(Task input)
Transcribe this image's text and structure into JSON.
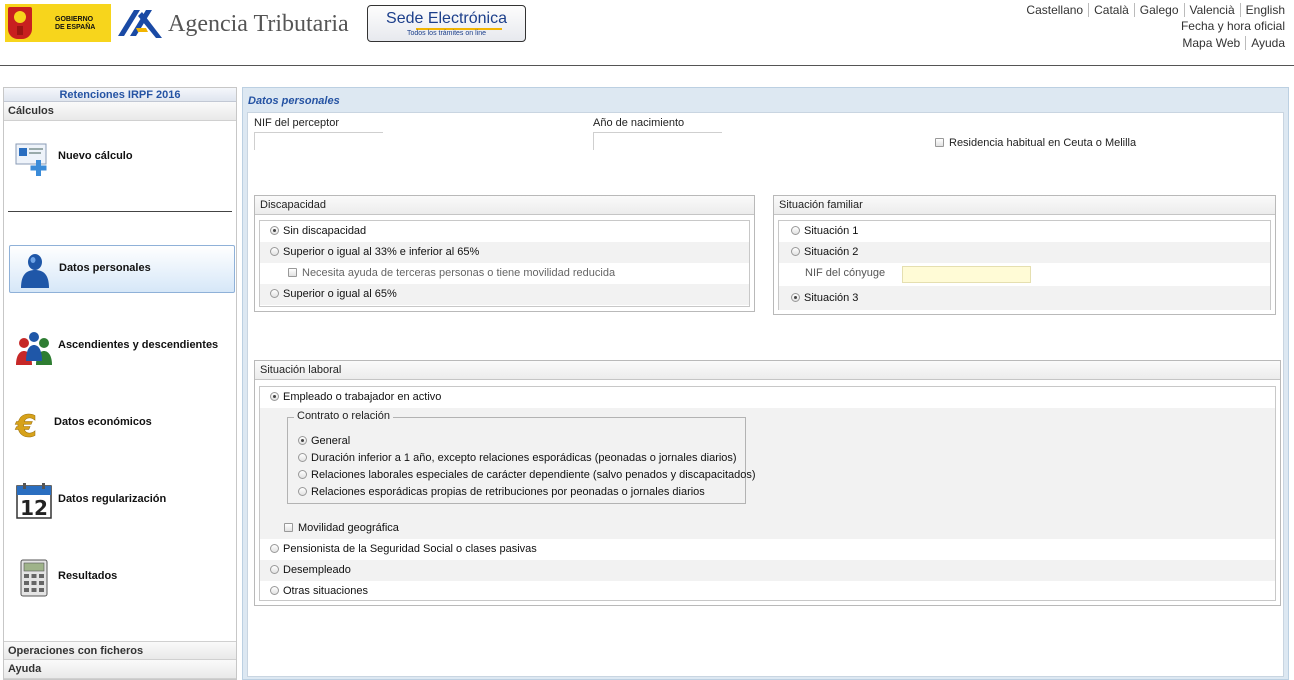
{
  "header": {
    "gob_line1": "GOBIERNO",
    "gob_line2": "DE ESPAÑA",
    "agency_title": "Agencia Tributaria",
    "sede_title": "Sede Electrónica",
    "sede_subtitle": "Todos los trámites on line",
    "languages": [
      "Castellano",
      "Català",
      "Galego",
      "Valencià",
      "English"
    ],
    "fecha_hora": "Fecha y hora oficial",
    "mapa_web": "Mapa Web",
    "ayuda": "Ayuda"
  },
  "sidebar": {
    "title": "Retenciones IRPF 2016",
    "section_calculos": "Cálculos",
    "nuevo_calculo": "Nuevo cálculo",
    "items": [
      {
        "label": "Datos personales",
        "icon": "person-icon"
      },
      {
        "label": "Ascendientes y descendientes",
        "icon": "family-icon"
      },
      {
        "label": "Datos económicos",
        "icon": "euro-icon"
      },
      {
        "label": "Datos regularización",
        "icon": "calendar-icon"
      },
      {
        "label": "Resultados",
        "icon": "calculator-icon"
      }
    ],
    "section_ficheros": "Operaciones con ficheros",
    "section_ayuda": "Ayuda"
  },
  "main": {
    "title": "Datos personales",
    "nif_perceptor_label": "NIF del perceptor",
    "nif_perceptor_value": "",
    "anio_nacimiento_label": "Año de nacimiento",
    "anio_nacimiento_value": "",
    "residencia_label": "Residencia habitual en Ceuta o Melilla",
    "discapacidad": {
      "title": "Discapacidad",
      "options": [
        "Sin discapacidad",
        "Superior o igual al 33% e inferior al 65%",
        "Superior o igual al 65%"
      ],
      "ayuda_check": "Necesita ayuda de terceras personas o tiene movilidad reducida",
      "selected": "Sin discapacidad"
    },
    "situacion_familiar": {
      "title": "Situación familiar",
      "options": [
        "Situación 1",
        "Situación 2",
        "Situación 3"
      ],
      "nif_conyuge_label": "NIF del cónyuge",
      "nif_conyuge_value": "",
      "selected": "Situación 3"
    },
    "situacion_laboral": {
      "title": "Situación laboral",
      "empleado": "Empleado o trabajador en activo",
      "contrato_legend": "Contrato o relación",
      "contrato_options": [
        "General",
        "Duración inferior a 1 año, excepto relaciones esporádicas (peonadas o jornales diarios)",
        "Relaciones laborales especiales de carácter dependiente (salvo penados y discapacitados)",
        "Relaciones esporádicas propias de retribuciones por peonadas o jornales diarios"
      ],
      "movilidad": "Movilidad geográfica",
      "pensionista": "Pensionista de la Seguridad Social o clases pasivas",
      "desempleado": "Desempleado",
      "otras": "Otras situaciones",
      "selected": "Empleado o trabajador en activo",
      "contrato_selected": "General"
    }
  },
  "colors": {
    "accent_blue": "#2553a3",
    "panel_bg": "#dde8f2",
    "nif_conyuge_bg": "#fffbd6"
  }
}
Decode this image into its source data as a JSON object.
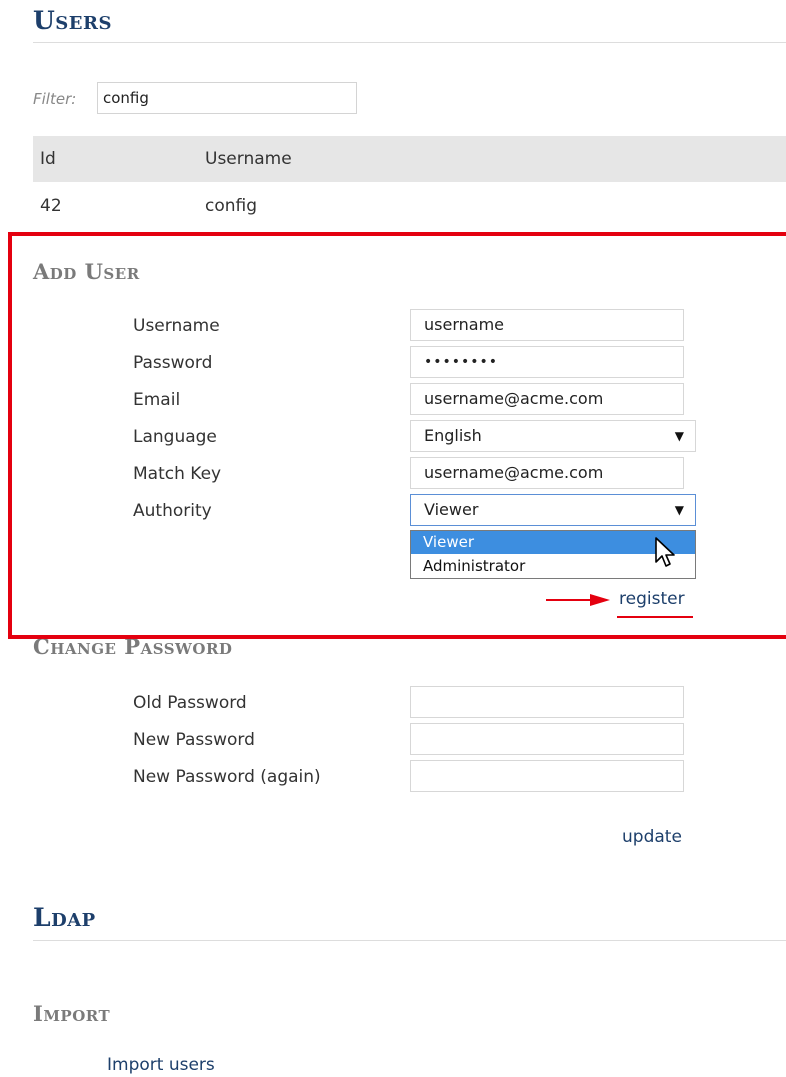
{
  "users_section": {
    "title": "Users",
    "filter_label": "Filter:",
    "filter_value": "config",
    "table": {
      "columns": [
        "Id",
        "Username"
      ],
      "rows": [
        [
          "42",
          "config"
        ]
      ]
    }
  },
  "add_user": {
    "title": "Add User",
    "labels": {
      "username": "Username",
      "password": "Password",
      "email": "Email",
      "language": "Language",
      "match_key": "Match Key",
      "authority": "Authority"
    },
    "values": {
      "username": "username",
      "password": "••••••••",
      "email": "username@acme.com",
      "language": "English",
      "match_key": "username@acme.com",
      "authority": "Viewer"
    },
    "authority_options": [
      "Viewer",
      "Administrator"
    ],
    "register_label": "register",
    "highlight_color": "#e4000f"
  },
  "change_password": {
    "title": "Change Password",
    "labels": {
      "old": "Old Password",
      "new": "New Password",
      "again": "New Password (again)"
    },
    "update_label": "update"
  },
  "ldap": {
    "title": "Ldap",
    "import_title": "Import",
    "import_link": "Import users"
  }
}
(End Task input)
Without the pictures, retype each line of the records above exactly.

Transcribe this image's text and structure into JSON.
{
  "header": {
    "gob_line1": "GOBIERNO",
    "gob_line2": "DE ESPAÑA",
    "agency_title": "Agencia Tributaria",
    "sede_title": "Sede Electrónica",
    "sede_subtitle": "Todos los trámites on line",
    "languages": [
      "Castellano",
      "Català",
      "Galego",
      "Valencià",
      "English"
    ],
    "fecha_hora": "Fecha y hora oficial",
    "mapa_web": "Mapa Web",
    "ayuda": "Ayuda"
  },
  "sidebar": {
    "title": "Retenciones IRPF 2016",
    "section_calculos": "Cálculos",
    "nuevo_calculo": "Nuevo cálculo",
    "items": [
      {
        "label": "Datos personales",
        "icon": "person-icon"
      },
      {
        "label": "Ascendientes y descendientes",
        "icon": "family-icon"
      },
      {
        "label": "Datos económicos",
        "icon": "euro-icon"
      },
      {
        "label": "Datos regularización",
        "icon": "calendar-icon"
      },
      {
        "label": "Resultados",
        "icon": "calculator-icon"
      }
    ],
    "section_ficheros": "Operaciones con ficheros",
    "section_ayuda": "Ayuda"
  },
  "main": {
    "title": "Datos personales",
    "nif_perceptor_label": "NIF del perceptor",
    "nif_perceptor_value": "",
    "anio_nacimiento_label": "Año de nacimiento",
    "anio_nacimiento_value": "",
    "residencia_label": "Residencia habitual en Ceuta o Melilla",
    "discapacidad": {
      "title": "Discapacidad",
      "options": [
        "Sin discapacidad",
        "Superior o igual al 33% e inferior al 65%",
        "Superior o igual al 65%"
      ],
      "ayuda_check": "Necesita ayuda de terceras personas o tiene movilidad reducida",
      "selected": "Sin discapacidad"
    },
    "situacion_familiar": {
      "title": "Situación familiar",
      "options": [
        "Situación 1",
        "Situación 2",
        "Situación 3"
      ],
      "nif_conyuge_label": "NIF del cónyuge",
      "nif_conyuge_value": "",
      "selected": "Situación 3"
    },
    "situacion_laboral": {
      "title": "Situación laboral",
      "empleado": "Empleado o trabajador en activo",
      "contrato_legend": "Contrato o relación",
      "contrato_options": [
        "General",
        "Duración inferior a 1 año, excepto relaciones esporádicas (peonadas o jornales diarios)",
        "Relaciones laborales especiales de carácter dependiente (salvo penados y discapacitados)",
        "Relaciones esporádicas propias de retribuciones por peonadas o jornales diarios"
      ],
      "movilidad": "Movilidad geográfica",
      "pensionista": "Pensionista de la Seguridad Social o clases pasivas",
      "desempleado": "Desempleado",
      "otras": "Otras situaciones",
      "selected": "Empleado o trabajador en activo",
      "contrato_selected": "General"
    }
  },
  "colors": {
    "accent_blue": "#2553a3",
    "panel_bg": "#dde8f2",
    "nif_conyuge_bg": "#fffbd6"
  }
}
Decode this image into its source data as a JSON object.
{
  "users_section": {
    "title": "Users",
    "filter_label": "Filter:",
    "filter_value": "config",
    "table": {
      "columns": [
        "Id",
        "Username"
      ],
      "rows": [
        [
          "42",
          "config"
        ]
      ]
    }
  },
  "add_user": {
    "title": "Add User",
    "labels": {
      "username": "Username",
      "password": "Password",
      "email": "Email",
      "language": "Language",
      "match_key": "Match Key",
      "authority": "Authority"
    },
    "values": {
      "username": "username",
      "password": "••••••••",
      "email": "username@acme.com",
      "language": "English",
      "match_key": "username@acme.com",
      "authority": "Viewer"
    },
    "authority_options": [
      "Viewer",
      "Administrator"
    ],
    "register_label": "register",
    "highlight_color": "#e4000f"
  },
  "change_password": {
    "title": "Change Password",
    "labels": {
      "old": "Old Password",
      "new": "New Password",
      "again": "New Password (again)"
    },
    "update_label": "update"
  },
  "ldap": {
    "title": "Ldap",
    "import_title": "Import",
    "import_link": "Import users"
  }
}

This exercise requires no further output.